── Material for this exercise ──

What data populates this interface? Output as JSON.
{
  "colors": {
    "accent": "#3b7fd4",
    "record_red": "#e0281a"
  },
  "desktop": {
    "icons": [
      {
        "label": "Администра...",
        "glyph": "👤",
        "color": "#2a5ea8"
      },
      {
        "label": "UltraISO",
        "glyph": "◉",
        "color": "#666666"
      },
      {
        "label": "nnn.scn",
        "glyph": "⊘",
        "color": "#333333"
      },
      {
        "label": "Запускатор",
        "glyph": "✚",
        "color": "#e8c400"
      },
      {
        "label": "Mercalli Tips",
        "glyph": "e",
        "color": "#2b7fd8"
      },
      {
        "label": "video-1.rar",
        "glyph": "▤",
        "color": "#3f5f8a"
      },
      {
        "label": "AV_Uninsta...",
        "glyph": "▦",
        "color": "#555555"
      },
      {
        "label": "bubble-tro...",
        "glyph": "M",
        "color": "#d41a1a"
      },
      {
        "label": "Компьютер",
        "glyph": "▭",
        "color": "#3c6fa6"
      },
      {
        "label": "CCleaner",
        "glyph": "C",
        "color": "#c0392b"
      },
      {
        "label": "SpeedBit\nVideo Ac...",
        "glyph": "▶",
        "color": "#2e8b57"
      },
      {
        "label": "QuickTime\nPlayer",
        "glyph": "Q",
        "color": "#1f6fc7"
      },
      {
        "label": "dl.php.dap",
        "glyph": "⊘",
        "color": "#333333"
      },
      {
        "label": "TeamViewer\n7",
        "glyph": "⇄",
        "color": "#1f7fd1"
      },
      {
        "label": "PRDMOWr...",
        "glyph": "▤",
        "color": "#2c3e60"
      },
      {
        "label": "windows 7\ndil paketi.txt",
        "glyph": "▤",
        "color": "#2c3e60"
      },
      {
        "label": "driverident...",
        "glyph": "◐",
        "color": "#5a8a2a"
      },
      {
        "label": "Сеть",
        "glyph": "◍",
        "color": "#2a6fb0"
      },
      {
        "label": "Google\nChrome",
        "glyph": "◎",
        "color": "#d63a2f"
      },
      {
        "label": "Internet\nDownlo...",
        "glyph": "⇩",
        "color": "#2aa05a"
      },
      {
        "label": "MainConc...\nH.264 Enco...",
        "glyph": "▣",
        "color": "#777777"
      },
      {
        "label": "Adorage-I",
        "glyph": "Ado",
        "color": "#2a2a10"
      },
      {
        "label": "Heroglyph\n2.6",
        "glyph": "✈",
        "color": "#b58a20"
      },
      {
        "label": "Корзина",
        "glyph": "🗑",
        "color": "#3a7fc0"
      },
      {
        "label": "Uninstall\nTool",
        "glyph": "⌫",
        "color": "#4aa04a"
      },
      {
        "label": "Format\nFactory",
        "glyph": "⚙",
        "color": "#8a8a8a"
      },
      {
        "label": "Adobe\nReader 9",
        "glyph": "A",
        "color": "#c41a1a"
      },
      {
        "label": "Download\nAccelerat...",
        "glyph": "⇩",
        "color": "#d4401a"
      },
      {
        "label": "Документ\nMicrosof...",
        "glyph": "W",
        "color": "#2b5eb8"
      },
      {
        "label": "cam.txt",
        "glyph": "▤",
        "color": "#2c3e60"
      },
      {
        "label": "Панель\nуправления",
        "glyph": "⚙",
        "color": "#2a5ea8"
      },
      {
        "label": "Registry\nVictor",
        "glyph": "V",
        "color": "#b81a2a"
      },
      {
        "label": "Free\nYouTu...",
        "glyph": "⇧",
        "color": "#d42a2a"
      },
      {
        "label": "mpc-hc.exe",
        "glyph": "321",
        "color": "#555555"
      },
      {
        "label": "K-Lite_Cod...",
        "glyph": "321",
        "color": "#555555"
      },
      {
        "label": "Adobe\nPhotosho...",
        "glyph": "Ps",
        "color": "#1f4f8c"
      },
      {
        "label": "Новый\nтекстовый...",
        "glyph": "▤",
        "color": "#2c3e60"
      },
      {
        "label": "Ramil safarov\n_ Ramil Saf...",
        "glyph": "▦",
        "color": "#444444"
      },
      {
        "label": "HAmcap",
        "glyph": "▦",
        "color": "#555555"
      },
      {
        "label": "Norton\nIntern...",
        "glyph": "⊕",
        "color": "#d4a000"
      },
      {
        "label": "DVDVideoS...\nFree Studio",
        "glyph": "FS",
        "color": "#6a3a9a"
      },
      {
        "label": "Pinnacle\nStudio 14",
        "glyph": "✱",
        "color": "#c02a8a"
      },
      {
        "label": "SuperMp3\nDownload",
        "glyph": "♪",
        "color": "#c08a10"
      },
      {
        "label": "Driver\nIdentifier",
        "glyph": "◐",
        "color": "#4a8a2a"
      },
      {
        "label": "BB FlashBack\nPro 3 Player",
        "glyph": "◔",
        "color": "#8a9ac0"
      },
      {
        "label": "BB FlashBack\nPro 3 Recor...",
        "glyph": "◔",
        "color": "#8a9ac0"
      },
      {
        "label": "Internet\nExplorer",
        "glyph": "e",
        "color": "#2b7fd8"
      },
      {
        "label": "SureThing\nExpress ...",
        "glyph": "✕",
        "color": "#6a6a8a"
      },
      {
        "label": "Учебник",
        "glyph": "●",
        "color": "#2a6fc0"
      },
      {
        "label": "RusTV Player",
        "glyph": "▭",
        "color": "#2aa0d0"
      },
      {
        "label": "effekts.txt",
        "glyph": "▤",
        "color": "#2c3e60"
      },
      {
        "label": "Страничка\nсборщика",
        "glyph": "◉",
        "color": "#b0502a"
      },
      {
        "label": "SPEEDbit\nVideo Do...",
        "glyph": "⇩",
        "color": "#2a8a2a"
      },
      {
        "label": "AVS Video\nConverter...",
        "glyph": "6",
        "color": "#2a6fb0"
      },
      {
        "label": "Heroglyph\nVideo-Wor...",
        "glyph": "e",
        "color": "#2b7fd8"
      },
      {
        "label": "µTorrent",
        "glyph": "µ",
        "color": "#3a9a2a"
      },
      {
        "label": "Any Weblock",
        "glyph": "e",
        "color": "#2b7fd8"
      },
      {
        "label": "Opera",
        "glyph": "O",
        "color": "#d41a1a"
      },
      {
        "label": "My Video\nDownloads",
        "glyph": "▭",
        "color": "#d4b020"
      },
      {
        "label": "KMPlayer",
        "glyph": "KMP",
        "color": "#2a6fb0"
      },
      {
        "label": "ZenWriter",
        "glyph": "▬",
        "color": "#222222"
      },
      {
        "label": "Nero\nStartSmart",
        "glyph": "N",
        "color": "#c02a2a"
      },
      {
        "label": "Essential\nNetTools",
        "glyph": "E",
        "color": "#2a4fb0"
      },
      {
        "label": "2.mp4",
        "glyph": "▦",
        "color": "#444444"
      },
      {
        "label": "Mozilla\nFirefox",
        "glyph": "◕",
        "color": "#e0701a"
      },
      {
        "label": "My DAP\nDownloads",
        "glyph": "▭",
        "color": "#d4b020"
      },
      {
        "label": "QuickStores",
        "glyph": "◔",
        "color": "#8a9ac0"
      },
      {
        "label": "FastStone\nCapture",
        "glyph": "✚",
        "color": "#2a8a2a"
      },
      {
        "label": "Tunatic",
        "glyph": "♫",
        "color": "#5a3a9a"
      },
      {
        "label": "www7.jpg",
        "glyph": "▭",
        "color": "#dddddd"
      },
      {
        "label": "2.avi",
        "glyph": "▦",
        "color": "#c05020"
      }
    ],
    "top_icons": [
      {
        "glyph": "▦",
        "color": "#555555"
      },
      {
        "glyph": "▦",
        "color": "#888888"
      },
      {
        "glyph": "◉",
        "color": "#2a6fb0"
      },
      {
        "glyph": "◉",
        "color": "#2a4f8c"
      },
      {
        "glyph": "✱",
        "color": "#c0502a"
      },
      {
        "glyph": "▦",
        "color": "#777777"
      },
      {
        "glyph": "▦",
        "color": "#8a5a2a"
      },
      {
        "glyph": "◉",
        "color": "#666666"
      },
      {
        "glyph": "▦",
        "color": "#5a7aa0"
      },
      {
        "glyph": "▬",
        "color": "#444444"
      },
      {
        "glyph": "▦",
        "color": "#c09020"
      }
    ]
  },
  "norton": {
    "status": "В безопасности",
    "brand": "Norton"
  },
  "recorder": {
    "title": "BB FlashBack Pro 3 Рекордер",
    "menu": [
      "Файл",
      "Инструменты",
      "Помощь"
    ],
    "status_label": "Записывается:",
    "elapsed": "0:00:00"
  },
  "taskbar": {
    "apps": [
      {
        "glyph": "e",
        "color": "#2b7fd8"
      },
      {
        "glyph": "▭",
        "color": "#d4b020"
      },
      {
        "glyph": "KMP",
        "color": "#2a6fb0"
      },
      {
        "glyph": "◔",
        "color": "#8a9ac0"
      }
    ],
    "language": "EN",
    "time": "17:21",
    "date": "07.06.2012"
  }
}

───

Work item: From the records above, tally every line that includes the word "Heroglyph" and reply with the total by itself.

The completed task: 2